Exercise instructions: Each line below must be printed exactly as it stands.

Input data:

━━━━━━━━━━━━━━━━

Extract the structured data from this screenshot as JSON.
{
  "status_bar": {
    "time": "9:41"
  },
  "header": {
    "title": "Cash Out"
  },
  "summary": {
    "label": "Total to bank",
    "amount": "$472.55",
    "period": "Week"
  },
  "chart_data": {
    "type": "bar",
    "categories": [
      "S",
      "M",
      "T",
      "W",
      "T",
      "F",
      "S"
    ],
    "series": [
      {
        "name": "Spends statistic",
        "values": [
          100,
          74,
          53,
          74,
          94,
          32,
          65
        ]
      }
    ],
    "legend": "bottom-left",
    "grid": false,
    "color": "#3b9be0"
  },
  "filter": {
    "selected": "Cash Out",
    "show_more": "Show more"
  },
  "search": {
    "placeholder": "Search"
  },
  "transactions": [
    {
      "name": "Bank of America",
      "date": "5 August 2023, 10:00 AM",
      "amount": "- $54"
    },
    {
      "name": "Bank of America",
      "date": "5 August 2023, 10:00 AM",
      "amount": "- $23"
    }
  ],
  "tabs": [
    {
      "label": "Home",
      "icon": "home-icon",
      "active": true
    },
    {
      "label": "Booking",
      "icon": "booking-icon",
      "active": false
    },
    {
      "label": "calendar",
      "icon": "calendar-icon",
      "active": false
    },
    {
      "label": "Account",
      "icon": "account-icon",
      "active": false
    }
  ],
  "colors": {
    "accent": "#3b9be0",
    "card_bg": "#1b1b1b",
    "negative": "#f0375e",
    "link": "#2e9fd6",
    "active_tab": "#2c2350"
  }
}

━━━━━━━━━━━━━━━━

Reply to the exercise:
Extract the structured data from this screenshot as JSON.
{
  "status_bar": {
    "time": "9:41"
  },
  "header": {
    "title": "Cash Out"
  },
  "summary": {
    "label": "Total to bank",
    "amount": "$472.55",
    "period": "Week"
  },
  "chart_data": {
    "type": "bar",
    "categories": [
      "S",
      "M",
      "T",
      "W",
      "T",
      "F",
      "S"
    ],
    "series": [
      {
        "name": "Spends statistic",
        "values": [
          100,
          74,
          53,
          74,
          94,
          32,
          65
        ]
      }
    ],
    "legend": "bottom-left",
    "grid": false,
    "color": "#3b9be0"
  },
  "filter": {
    "selected": "Cash Out",
    "show_more": "Show more"
  },
  "search": {
    "placeholder": "Search"
  },
  "transactions": [
    {
      "name": "Bank of America",
      "date": "5 August 2023, 10:00 AM",
      "amount": "- $54"
    },
    {
      "name": "Bank of America",
      "date": "5 August 2023, 10:00 AM",
      "amount": "- $23"
    }
  ],
  "tabs": [
    {
      "label": "Home",
      "icon": "home-icon",
      "active": true
    },
    {
      "label": "Booking",
      "icon": "booking-icon",
      "active": false
    },
    {
      "label": "calendar",
      "icon": "calendar-icon",
      "active": false
    },
    {
      "label": "Account",
      "icon": "account-icon",
      "active": false
    }
  ],
  "colors": {
    "accent": "#3b9be0",
    "card_bg": "#1b1b1b",
    "negative": "#f0375e",
    "link": "#2e9fd6",
    "active_tab": "#2c2350"
  }
}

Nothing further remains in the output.